Vern and Bee stayed at the campsite as we made our way to the trails that circled Stone Mountain. I had been warned about the number of steps that you must climb upward in order to get back up from the waterfall. So when we saw that there was a trail that would take us around the back of the mountain, we took it.
Little did we know that what we gave up in stairs, we drastically multiplied with steps. At first the path through the woods was flat with tangled roots, but as the day went on, the incline became steeper and more intense. At one point, we even lost sight of the trail we were supposed to be using and took a primitive path that only headed straight up.
The ascent seemed like it took hours. As we continued the steep climb I found myself covered with perspiration and having a difficult time catching my breath. The steps had turned to stone and it seemed impossible to find a place to lodge my foot to continue the climb.
As I struggled with the ascent upwards, I couldn’t help but think about the steps Jesus took towards the cross. If you ever have a chance to take a walk in the mountains, each step is essential to get to your destination. It is particularly mind boggling when you get to a point that you know that you have no choice but to go forward even when the terrain screams out to turn back.

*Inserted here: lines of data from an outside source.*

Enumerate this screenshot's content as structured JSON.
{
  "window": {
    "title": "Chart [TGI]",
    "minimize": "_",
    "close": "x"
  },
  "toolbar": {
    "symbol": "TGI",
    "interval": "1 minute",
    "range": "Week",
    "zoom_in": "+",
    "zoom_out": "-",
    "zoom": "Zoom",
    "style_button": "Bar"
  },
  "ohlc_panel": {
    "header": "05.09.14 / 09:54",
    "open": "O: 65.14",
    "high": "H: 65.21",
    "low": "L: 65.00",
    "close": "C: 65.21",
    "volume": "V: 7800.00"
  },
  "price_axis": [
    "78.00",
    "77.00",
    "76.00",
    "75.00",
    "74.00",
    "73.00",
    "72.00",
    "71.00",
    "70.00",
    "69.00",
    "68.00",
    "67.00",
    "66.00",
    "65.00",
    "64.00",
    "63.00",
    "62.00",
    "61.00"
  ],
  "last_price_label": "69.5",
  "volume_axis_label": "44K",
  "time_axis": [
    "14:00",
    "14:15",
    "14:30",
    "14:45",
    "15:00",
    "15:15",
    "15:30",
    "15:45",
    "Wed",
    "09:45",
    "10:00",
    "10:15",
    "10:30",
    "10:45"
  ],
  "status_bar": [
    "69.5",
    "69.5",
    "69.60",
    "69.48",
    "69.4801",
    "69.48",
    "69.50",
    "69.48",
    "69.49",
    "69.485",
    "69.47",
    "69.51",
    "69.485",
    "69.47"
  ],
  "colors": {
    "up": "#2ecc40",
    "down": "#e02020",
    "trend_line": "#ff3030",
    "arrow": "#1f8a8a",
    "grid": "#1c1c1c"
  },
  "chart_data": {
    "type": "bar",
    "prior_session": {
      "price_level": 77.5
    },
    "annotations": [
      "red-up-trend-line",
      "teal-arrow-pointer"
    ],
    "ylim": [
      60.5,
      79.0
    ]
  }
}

I wonder sometimes if Jesus wanted to turn back as he made every step along the way. At the very beginning of his ministry when he was baptized in the Jordan, he must have known his final destination. Miles of walking through the dessert led him to Samaria where he spoke to a woman by the well. As he conversed with her and she was awakened to who he was, it must have provoked a thought of the journey ahead. Or what about the time he fed the thousands of people with a holy happy meal. To witness all the people experience a full stomach for the first time in their lives must have been a reminder of where he was going. Later towards the end of his ministry, as he rode into Jerusalem on the back of a mule, he must have known that there was no turning back. While the people waved palm leaves and created a path for him, he knew he had come to his final destination. (Visit Luke 19:41-44)
Once we had finally made it to the summit of Stone Mountain and enjoyed the spectacular views, we walked down a gravel path to the car and safely back to our campsite where we were greeted by Vern and Bee. Neither of them had any idea of the treacherous journey we had just encountered. But that was okay. Vern acted like he was truly happy to see us.
My excursion up Stone Mountain was nothing compared to the journey Jesus took in my place to the cross. But I am grateful for accomplishing this feat and particularly the reflection of Jesus as I took one step in front of the other.